**WORK REQUIRED**. Please say how many lines of the entries below contain the word "highlight", and leave out everything else.

# # # # # # #

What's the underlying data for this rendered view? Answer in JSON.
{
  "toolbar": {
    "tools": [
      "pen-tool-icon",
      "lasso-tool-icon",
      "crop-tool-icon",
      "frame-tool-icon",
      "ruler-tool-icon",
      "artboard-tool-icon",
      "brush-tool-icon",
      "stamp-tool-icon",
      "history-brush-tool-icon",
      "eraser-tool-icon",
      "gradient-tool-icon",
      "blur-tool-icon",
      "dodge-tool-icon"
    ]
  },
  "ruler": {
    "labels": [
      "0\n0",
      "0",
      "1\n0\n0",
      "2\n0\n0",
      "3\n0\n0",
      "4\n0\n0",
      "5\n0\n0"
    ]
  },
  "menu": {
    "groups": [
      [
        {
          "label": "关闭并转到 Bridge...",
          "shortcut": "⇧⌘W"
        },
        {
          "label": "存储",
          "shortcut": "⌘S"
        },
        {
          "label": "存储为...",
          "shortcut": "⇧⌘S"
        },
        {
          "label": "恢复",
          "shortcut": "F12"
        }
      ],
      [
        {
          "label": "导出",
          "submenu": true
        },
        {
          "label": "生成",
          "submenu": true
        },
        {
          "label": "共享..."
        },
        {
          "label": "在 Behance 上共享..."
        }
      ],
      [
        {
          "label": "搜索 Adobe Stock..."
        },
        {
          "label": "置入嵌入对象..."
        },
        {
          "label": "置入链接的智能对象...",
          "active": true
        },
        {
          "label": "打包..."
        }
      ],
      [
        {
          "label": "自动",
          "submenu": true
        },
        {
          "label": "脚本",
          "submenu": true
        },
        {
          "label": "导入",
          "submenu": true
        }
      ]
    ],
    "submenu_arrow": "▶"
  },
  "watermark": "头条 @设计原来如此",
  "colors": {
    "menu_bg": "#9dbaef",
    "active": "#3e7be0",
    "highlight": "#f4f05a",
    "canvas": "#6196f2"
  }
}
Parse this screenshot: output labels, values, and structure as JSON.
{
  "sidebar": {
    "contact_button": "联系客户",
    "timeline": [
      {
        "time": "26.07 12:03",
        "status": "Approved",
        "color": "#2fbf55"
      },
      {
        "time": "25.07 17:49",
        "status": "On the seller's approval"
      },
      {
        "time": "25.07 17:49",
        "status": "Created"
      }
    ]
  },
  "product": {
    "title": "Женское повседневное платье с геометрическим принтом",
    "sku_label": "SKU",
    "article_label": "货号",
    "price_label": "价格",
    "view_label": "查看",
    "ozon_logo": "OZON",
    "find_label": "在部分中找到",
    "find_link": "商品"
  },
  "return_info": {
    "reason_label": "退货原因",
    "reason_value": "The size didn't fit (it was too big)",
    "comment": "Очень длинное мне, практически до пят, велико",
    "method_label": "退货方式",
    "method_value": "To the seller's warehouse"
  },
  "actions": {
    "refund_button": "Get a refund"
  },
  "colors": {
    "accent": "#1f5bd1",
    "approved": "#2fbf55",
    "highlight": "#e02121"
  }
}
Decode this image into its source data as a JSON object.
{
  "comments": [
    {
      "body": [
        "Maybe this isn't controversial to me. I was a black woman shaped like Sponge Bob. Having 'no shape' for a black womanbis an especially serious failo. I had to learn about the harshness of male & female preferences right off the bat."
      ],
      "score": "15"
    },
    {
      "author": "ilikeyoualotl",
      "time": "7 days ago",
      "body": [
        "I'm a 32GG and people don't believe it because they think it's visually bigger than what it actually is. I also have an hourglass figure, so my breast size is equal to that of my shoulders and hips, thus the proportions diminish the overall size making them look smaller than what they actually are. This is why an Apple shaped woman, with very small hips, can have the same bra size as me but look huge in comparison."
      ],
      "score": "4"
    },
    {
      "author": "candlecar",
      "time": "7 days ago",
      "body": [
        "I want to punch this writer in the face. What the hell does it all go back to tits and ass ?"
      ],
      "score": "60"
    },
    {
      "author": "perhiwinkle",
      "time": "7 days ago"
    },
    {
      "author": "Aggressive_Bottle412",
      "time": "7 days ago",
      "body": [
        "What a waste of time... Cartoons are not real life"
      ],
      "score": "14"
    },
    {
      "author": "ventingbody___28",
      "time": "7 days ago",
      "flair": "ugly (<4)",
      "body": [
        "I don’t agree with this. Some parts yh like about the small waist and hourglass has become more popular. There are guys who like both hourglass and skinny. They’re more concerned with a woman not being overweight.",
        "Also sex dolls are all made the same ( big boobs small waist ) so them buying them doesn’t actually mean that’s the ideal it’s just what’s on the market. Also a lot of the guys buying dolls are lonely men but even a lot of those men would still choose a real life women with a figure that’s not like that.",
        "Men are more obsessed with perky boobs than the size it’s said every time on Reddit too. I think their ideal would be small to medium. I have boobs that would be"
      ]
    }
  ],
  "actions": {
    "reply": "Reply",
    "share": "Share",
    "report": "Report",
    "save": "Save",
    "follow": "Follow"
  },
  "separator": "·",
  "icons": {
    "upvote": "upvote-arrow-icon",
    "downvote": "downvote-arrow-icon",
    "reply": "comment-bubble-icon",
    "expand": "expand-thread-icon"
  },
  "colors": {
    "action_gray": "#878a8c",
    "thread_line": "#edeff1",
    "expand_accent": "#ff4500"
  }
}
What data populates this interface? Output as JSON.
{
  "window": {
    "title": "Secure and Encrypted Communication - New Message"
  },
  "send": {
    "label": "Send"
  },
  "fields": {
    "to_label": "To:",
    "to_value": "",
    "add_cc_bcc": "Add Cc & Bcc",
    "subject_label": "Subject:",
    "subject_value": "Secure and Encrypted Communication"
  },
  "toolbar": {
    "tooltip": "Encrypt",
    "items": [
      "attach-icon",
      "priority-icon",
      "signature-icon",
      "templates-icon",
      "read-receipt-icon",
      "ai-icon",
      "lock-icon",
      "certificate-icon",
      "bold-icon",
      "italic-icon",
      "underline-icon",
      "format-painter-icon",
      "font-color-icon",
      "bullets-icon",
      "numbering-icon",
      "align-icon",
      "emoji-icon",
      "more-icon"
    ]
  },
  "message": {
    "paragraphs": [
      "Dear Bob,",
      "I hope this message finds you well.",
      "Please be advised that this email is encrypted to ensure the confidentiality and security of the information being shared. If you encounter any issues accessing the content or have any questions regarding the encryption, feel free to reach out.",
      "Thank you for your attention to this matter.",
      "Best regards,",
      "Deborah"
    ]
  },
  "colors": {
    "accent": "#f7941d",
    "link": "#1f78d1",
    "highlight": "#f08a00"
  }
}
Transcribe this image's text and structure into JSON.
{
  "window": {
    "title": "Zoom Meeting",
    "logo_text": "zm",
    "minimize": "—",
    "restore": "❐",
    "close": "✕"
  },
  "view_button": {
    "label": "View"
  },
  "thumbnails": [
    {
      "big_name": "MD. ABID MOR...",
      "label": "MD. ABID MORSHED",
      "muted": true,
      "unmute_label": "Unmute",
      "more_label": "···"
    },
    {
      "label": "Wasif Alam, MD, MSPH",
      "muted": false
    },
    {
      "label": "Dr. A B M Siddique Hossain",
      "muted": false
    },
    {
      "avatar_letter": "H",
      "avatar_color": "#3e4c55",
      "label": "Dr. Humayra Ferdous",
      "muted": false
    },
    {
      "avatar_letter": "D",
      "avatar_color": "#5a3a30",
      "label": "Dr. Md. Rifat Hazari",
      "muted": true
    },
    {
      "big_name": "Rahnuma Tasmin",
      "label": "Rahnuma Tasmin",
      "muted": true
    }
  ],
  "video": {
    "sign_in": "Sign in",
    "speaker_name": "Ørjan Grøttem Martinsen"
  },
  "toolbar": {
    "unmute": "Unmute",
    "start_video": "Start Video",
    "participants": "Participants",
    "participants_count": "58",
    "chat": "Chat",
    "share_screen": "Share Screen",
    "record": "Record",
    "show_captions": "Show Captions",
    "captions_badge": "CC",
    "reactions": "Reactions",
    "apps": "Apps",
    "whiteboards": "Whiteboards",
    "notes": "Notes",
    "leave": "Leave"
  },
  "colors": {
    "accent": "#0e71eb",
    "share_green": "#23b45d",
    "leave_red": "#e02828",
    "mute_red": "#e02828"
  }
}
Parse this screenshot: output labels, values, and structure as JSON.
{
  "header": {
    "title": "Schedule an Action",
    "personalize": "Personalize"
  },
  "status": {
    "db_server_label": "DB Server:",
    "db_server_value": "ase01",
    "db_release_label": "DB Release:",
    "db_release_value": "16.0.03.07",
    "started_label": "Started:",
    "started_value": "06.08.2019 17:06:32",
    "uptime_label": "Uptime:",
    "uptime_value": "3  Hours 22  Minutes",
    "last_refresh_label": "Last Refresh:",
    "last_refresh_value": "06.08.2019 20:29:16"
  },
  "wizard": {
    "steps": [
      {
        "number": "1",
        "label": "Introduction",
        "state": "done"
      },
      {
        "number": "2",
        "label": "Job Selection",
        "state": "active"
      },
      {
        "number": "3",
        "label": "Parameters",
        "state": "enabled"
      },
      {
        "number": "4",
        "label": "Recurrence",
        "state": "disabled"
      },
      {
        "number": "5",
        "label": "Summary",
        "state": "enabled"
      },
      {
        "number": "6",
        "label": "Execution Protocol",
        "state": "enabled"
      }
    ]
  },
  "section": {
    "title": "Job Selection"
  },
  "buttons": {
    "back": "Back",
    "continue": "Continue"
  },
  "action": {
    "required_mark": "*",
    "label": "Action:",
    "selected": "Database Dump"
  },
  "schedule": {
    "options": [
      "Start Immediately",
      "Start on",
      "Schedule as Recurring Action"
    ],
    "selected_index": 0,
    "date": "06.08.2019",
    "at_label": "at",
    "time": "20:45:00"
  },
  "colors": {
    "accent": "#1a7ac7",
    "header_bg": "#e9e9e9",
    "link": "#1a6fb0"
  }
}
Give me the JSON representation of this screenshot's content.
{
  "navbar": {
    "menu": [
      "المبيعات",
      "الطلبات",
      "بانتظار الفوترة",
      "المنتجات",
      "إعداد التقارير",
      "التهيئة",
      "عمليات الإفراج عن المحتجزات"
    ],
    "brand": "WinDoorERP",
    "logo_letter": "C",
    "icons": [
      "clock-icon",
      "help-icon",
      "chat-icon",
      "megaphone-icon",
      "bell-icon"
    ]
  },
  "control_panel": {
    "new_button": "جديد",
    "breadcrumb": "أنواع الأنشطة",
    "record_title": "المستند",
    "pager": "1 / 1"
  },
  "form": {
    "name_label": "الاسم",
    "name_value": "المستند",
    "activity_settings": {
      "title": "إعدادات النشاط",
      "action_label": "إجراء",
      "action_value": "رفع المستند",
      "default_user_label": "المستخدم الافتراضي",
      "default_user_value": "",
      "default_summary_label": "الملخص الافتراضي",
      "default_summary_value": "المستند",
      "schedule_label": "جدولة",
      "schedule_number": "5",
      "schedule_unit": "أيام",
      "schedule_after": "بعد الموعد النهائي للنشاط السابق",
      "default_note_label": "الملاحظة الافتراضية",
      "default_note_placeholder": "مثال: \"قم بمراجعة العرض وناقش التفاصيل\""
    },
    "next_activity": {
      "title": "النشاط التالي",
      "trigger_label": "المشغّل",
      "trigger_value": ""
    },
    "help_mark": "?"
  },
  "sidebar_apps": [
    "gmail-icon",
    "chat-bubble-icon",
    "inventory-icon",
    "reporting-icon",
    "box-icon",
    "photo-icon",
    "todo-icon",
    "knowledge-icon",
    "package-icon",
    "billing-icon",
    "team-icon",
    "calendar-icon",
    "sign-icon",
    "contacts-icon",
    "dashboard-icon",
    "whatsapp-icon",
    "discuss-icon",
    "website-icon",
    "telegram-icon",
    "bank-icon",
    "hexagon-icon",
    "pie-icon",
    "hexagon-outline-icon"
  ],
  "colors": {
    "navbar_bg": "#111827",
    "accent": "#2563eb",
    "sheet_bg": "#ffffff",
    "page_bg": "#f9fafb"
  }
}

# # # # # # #

**REPLY TO THE TASK**. 3